As the walls get higher, you can truly start to see why this area is called “Pastel Canyon.” The walls take on a soft orange, pink, and purple color, and different pastel-colored stripes begin to form. Follow the wash until the left turn above, and…
… BAM! You’ve officially arrived at Pastel Canyon!! The slot canyon was SO. COOL.
Aside from the beautiful pastel color of the rocks, you could really see how the canyon was shaped by water.
The slot canyon portion is fairly short, and once you emerge from it heading west, you are pretty much right at the road. I was super surprised to see how close to the road it actually was.
*side note: When we were back on the road heading south after our hike, we passed the road entrance to Pastel Canyon. Since I had been in it, I picked it out fairly easily (it also helped that there was a car parked right next to it). BUT if I had had to have picked it out prior to knowing what I was looking for, I would have never found it. There were so many different twists and turns and ditches in Mouse Tank Road – I don’t think I would have been able to discern which was the “fifth ditch” and find the Canyon trailhead. My advice – just take the Fire Wave trail to get to Pastel Canyon. The Fire Wave was super cool on its own, and the trail is pretty short. Totally worth it!
I would highly recommend getting as high up on the walls as you can – from the top, you can see just how colorful the surrounding rocks were. From this vantage point, the area looked like sherbet ice cream to me! Beautiful yellows, oranges, pinks, purples – it truly was incredible.
From here, you could either take the trail that you came from back to the Fire Wave, or you could road walk back to the parking lot. My family was waiting for me at the Fire Wave, so I backtracked back to them. I would recommend going back the way you came – the canyon had a completely different feel hiking it backwards.
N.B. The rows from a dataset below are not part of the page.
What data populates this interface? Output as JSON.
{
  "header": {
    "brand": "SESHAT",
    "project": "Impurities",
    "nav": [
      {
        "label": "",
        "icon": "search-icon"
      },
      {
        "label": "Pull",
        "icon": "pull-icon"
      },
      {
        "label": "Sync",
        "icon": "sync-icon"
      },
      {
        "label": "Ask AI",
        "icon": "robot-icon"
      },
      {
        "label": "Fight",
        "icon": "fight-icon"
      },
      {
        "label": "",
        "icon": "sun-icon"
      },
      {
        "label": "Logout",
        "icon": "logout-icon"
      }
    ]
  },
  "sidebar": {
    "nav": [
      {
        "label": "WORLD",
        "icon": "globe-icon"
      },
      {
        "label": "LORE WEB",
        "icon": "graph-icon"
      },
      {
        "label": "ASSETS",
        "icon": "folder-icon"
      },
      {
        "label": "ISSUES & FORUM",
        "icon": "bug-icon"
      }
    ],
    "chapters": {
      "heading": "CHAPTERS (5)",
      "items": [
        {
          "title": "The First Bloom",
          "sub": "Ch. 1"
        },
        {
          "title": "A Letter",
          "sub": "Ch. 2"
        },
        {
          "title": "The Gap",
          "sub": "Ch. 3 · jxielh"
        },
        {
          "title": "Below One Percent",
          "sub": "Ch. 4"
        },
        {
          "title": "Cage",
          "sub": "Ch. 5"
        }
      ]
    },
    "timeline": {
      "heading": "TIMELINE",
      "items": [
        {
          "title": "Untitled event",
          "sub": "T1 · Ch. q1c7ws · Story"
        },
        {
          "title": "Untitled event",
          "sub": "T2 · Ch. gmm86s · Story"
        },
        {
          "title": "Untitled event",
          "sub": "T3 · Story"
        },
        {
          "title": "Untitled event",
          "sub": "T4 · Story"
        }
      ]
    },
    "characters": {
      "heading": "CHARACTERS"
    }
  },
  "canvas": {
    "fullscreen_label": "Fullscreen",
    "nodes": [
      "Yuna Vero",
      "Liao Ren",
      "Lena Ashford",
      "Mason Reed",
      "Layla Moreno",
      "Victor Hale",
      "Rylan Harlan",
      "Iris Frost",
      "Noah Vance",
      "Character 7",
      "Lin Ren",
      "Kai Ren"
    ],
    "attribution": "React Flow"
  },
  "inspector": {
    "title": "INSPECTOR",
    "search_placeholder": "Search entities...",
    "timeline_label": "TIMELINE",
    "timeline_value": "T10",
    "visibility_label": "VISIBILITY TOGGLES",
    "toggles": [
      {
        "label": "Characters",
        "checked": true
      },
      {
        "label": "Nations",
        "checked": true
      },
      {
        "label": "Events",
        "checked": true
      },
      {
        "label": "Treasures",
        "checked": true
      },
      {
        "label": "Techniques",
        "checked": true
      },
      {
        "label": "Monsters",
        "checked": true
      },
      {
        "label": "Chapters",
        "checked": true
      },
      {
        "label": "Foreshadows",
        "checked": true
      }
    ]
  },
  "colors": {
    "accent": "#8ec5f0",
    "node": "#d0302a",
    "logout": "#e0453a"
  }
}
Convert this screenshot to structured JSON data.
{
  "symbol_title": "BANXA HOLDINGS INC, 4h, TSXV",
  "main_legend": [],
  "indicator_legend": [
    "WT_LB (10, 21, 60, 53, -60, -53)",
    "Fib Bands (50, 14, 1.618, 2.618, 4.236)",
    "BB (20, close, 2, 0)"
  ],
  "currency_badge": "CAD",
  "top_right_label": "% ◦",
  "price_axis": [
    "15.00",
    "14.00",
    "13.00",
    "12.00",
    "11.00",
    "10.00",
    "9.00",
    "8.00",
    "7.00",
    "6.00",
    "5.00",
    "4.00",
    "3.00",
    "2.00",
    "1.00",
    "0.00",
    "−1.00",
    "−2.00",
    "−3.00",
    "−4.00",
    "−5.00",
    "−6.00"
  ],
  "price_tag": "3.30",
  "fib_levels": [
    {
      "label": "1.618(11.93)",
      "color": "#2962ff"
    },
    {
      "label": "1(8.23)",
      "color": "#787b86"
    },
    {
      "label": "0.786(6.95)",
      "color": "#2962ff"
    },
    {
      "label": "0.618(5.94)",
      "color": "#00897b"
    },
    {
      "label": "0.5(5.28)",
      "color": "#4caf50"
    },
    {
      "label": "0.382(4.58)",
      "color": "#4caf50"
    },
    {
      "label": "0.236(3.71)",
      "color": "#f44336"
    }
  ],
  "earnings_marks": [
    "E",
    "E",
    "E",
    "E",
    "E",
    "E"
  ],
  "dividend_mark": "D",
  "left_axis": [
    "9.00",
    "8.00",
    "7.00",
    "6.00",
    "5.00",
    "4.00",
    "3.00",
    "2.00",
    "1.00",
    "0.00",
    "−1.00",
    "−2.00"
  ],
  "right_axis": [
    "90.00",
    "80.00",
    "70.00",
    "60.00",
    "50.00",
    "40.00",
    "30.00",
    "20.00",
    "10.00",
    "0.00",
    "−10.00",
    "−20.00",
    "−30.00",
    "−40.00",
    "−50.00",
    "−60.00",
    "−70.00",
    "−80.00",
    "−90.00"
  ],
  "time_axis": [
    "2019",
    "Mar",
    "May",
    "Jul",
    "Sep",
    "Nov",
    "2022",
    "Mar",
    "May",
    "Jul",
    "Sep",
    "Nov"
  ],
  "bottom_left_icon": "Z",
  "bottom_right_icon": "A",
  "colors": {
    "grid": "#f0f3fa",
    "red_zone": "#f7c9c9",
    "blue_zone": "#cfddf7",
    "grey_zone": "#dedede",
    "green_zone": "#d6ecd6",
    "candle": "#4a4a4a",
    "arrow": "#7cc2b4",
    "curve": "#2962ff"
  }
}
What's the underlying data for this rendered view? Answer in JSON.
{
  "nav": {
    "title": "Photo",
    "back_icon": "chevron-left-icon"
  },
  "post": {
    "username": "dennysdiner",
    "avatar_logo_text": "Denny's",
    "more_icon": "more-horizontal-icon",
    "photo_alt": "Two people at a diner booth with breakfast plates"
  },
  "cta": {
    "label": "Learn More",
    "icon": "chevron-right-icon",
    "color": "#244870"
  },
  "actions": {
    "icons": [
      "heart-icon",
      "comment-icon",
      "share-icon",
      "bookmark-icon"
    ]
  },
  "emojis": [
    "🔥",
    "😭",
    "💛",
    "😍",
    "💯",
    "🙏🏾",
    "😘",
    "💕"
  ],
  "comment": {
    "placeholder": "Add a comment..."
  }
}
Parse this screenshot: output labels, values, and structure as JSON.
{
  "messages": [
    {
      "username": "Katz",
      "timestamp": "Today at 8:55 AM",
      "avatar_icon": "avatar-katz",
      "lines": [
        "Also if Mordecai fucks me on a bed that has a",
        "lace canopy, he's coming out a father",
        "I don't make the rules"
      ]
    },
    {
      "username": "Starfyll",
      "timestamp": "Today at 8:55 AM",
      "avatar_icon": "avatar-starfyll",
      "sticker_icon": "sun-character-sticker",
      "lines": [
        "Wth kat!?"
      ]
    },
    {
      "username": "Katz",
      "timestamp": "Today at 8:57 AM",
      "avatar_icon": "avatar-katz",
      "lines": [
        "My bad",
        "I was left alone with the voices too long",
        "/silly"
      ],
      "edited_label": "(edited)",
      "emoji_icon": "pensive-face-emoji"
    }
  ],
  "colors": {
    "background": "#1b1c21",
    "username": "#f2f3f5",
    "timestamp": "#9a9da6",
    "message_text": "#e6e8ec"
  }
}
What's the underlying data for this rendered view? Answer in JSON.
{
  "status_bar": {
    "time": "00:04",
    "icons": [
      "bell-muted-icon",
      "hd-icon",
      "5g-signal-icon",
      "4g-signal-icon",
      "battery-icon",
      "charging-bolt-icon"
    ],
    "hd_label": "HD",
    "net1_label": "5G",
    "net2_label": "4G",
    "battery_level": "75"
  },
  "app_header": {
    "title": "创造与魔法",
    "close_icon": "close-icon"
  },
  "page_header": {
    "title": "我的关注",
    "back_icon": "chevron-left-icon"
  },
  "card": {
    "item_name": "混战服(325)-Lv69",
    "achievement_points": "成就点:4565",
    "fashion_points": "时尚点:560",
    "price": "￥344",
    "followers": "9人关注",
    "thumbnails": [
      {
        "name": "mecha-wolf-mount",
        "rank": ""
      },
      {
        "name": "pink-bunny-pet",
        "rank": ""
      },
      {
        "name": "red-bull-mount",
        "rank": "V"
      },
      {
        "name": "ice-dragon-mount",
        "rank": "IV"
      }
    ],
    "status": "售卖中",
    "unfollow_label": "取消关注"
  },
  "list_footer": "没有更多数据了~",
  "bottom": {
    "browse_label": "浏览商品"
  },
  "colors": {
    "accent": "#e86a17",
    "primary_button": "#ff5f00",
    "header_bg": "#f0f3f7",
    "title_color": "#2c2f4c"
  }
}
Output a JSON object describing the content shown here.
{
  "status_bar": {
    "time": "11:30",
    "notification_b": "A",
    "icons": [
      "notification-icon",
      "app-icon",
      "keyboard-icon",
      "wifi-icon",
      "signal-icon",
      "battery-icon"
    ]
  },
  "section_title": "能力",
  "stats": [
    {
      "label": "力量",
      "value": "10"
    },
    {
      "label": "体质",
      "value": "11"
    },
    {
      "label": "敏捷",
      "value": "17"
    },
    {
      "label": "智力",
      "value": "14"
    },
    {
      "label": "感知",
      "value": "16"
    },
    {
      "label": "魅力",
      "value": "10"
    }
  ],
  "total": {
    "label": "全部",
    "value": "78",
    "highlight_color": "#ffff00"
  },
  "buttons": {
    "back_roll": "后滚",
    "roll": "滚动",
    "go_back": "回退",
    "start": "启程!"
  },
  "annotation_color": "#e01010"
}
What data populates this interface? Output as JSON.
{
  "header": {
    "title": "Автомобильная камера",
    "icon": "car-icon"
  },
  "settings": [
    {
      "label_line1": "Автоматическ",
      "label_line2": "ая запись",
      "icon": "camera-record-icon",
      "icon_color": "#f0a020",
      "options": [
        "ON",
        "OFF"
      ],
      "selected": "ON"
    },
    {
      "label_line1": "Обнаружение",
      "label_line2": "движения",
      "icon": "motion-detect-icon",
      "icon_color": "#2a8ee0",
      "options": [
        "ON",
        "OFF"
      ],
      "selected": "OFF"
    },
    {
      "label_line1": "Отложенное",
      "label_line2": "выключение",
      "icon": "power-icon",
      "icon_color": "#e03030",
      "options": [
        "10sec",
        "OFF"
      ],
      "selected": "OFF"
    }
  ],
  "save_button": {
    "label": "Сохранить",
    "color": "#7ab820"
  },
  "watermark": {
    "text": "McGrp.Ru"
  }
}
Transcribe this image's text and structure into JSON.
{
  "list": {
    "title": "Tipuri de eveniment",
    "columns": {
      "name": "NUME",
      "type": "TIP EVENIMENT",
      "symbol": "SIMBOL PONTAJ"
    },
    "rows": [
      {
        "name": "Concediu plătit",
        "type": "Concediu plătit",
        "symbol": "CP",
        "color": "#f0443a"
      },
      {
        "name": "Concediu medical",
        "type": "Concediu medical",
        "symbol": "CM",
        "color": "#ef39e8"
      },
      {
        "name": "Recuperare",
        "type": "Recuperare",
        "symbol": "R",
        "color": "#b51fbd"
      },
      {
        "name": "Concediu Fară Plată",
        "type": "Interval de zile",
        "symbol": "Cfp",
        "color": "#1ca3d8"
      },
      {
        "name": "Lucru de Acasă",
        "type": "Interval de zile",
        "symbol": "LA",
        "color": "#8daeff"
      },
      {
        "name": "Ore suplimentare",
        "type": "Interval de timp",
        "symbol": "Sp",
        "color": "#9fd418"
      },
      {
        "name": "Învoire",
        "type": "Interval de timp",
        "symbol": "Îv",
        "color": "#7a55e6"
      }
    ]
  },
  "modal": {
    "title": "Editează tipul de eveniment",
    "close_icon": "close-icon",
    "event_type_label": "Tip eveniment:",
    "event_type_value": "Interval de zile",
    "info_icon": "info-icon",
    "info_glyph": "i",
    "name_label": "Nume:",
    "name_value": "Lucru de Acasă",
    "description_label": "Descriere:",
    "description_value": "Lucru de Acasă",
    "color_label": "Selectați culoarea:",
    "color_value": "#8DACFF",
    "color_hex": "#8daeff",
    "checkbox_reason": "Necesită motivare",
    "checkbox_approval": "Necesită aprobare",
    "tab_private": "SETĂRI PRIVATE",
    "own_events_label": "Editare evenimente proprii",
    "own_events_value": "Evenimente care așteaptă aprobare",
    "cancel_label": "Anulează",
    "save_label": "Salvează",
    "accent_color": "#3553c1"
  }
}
For such a busy day at Valley of Fire, I (very, very briefly) shared Pastel Canyon with just one other couple. They were right ahead of me, but did not stop in the canyon at all, so once they continued on, I had Pastel Canyon all to myself! I’m not sure if it just isn’t as popular because it isn’t mentioned on the map that the Visitor Center gave us, but if you are looking for solitude in the Valley of Fire on a busy day, Pastel Canyon is the place to go! Also – even if you aren’t necessarily looking for solitude, still go. It was so, so unique and so, so beautiful. It might have possibly been my favorite part of the park!
On my way back to the Fire Wave from Pastel Canyon, I came from the backside of the Fire Wave, and you could totally see where the “wave” name came from. It really did look like a wave about to crash into the sea – so beautiful!
If you have any questions about your upcoming trip to Valley of Fire, please comment below or email me at firstname.lastname@example.org. Happy trails!